What About Humidity?
Don’t want your dry goods to go to waste? Then keep humidity levels low. This might come as a surprise, but excess moisture will quickly lead to the development of bacteria and mold in dry food. In the worst-case scenario, it can even affect the packaging materials. For storing dry goods, 15–20% humidity is perfect, but 50–55% will also do.
Most food will easily handle a wider range, of course (40–60%), yet it would still be best to stick to 50%. To keep humidity levels down, the storage room needs to have proper air circulation. If that doesn’t help, get your hands on a dehumidifier. These devices come at a reasonable price and do a decent job of “taming” humidity. Moisture-proof packaging (like airtight containers) is also an option.
How to Increase/Decrease the Temperature?
Depending on the time of the year, the storage room might be too cold or too hot for dry goods.
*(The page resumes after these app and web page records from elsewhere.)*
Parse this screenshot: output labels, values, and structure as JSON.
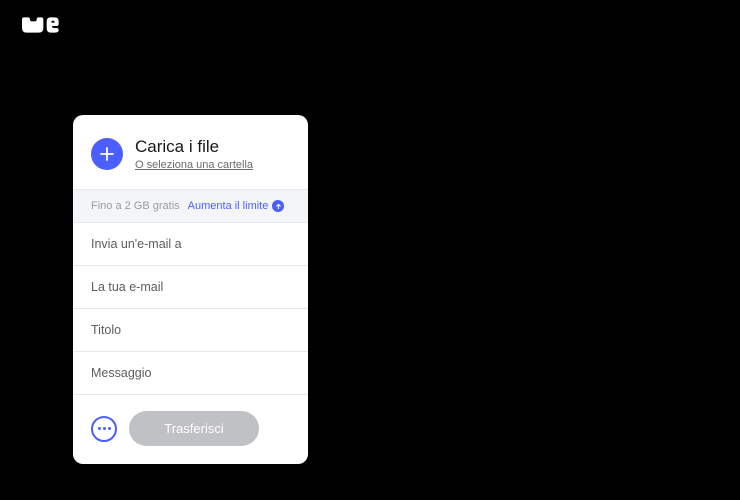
{
  "upload": {
    "title": "Carica i file",
    "subtitle": "O seleziona una cartella"
  },
  "limit": {
    "text": "Fino a 2 GB gratis",
    "link": "Aumenta il limite"
  },
  "fields": {
    "emailTo": "Invia un'e-mail a",
    "yourEmail": "La tua e-mail",
    "title": "Titolo",
    "message": "Messaggio"
  },
  "transfer": "Trasferisci"
}
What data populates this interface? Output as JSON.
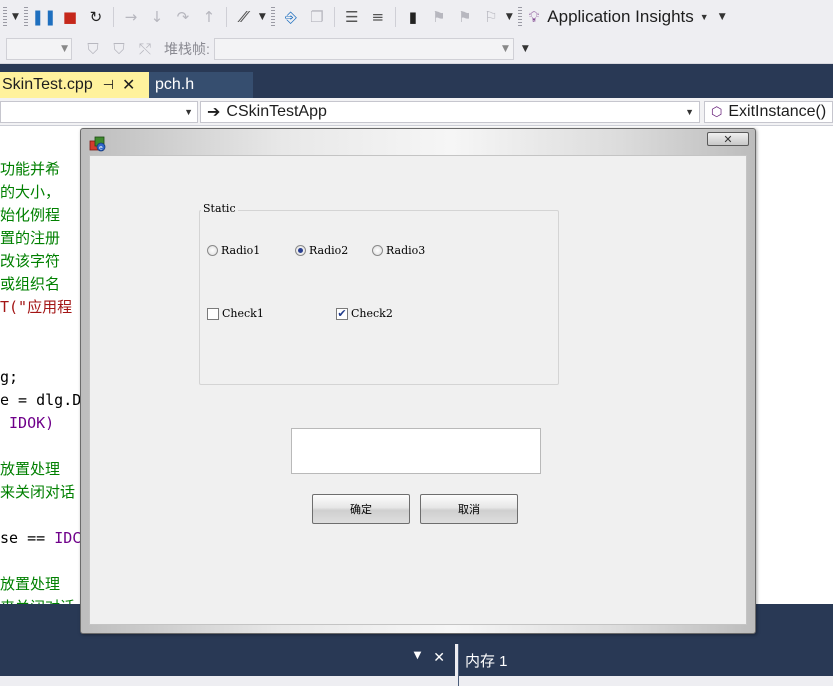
{
  "toolbar": {
    "insights_label": "Application Insights",
    "stack_frame_label": "堆栈帧:"
  },
  "tabs": [
    {
      "label": "SkinTest.cpp",
      "active": true
    },
    {
      "label": "pch.h",
      "active": false
    }
  ],
  "navbar": {
    "class_combo": "CSkinTestApp",
    "member_combo": "ExitInstance()"
  },
  "code": {
    "lines": [
      {
        "text": "功能并希",
        "kind": "comment"
      },
      {
        "text": "的大小，",
        "kind": "comment"
      },
      {
        "text": "始化例程",
        "kind": "comment"
      },
      {
        "text": "置的注册",
        "kind": "comment"
      },
      {
        "text": "改该字符",
        "kind": "comment"
      },
      {
        "text": "或组织名",
        "kind": "comment"
      },
      {
        "text": "T(\"应用程",
        "kind": "str"
      },
      {
        "text": "",
        "kind": "plain"
      },
      {
        "text": "",
        "kind": "plain"
      },
      {
        "text": "g;",
        "kind": "plain"
      },
      {
        "text": "e = dlg.Do",
        "kind": "plain"
      },
      {
        "text": " IDOK)",
        "kind": "macro"
      },
      {
        "text": "",
        "kind": "plain"
      },
      {
        "text": "放置处理",
        "kind": "comment"
      },
      {
        "text": "来关闭对话",
        "kind": "comment"
      },
      {
        "text": "",
        "kind": "plain"
      },
      {
        "text": "se == IDCA",
        "kind": "mixed"
      },
      {
        "text": "",
        "kind": "plain"
      },
      {
        "text": "放置处理",
        "kind": "comment"
      },
      {
        "text": "来关闭对话",
        "kind": "comment"
      }
    ]
  },
  "dialog": {
    "group_title": "Static",
    "radios": [
      {
        "label": "Radio1",
        "checked": false
      },
      {
        "label": "Radio2",
        "checked": true
      },
      {
        "label": "Radio3",
        "checked": false
      }
    ],
    "checks": [
      {
        "label": "Check1",
        "checked": false
      },
      {
        "label": "Check2",
        "checked": true
      }
    ],
    "edit_value": "",
    "ok_label": "确定",
    "cancel_label": "取消",
    "close_glyph": "✕"
  },
  "panels": {
    "memory_title": "内存 1"
  },
  "colors": {
    "ide_dark": "#293955",
    "active_tab": "#fff29d",
    "comment": "#008000",
    "string": "#a31515",
    "macro": "#6f008a"
  },
  "icons": [
    "pause-icon",
    "stop-icon",
    "restart-icon",
    "step-icon",
    "bulb-icon",
    "bookmark-icon",
    "filter-icon",
    "pin-icon",
    "close-icon",
    "arrow-right-icon",
    "class-icon",
    "app-icon"
  ]
}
Thankfully, there are tried-and-true tricks for controlling the temps.
Storing Dry Goods in Plastic vs Glass
To maximize the shelf life of dry goods, go with glass. The reason: glass is capable of creating a tight seal that won’t let any air in. The same can’t be said about plastic, though. And when oxygen “squeezes” into a container or jar, it makes the food deteriorate faster. Plastic is cheaper, however. So, if you’re on a tight budget, only use glass for food that spoils easier and use plastic for stuff like rice, buckwheat, and various grains.
Frequently Asked Questions (FAQs)
How Do You Store Dry Goods Properly?
Ideally, the storage area should be dry, dark, and cool. And, if you want the food to preserve its nutrients, don’t store it for more than 4–12 months. True, dry goods can last for many years. Still, if you’re planning on consuming them within a year, do follow the so-called “FIFO” rotation system” to make sure the food is always fresh. This is done to avoid a situation when items stocked first are served last.
Vegetables can be stored for 6–8 months; dried fruits last for up to a year.
What Are the Best Dry Goods For Storing?
Cans with lids, glass jars, plastic jars, and foil bags are all great for storing dry goods. But which foods are best suited for long-term storage?
A Quick Reference Guide
|Time of the Year
Storing dry goods is a great way of making sure you won’t run out of essentials during a crisis. Dry goods like flour, sugar, rice, and grains take little space and won’t get spoiled like meat, fish, or liquid goods. The one thing that you’ll have to worry about is the temperature. Humidity also plays a big role; so, keep it under control as well.
Today, we talked about the ideal temps for storage and went over how warm or cold the room should be in winter, spring, and other times of the year. Follow our recommendations, keep an eye on the thermometer, and give yourself peace of mind knowing that there are dry goods stored in the house waiting to get unpacked!
Featured Image Credit: Fevziie, Shutterstock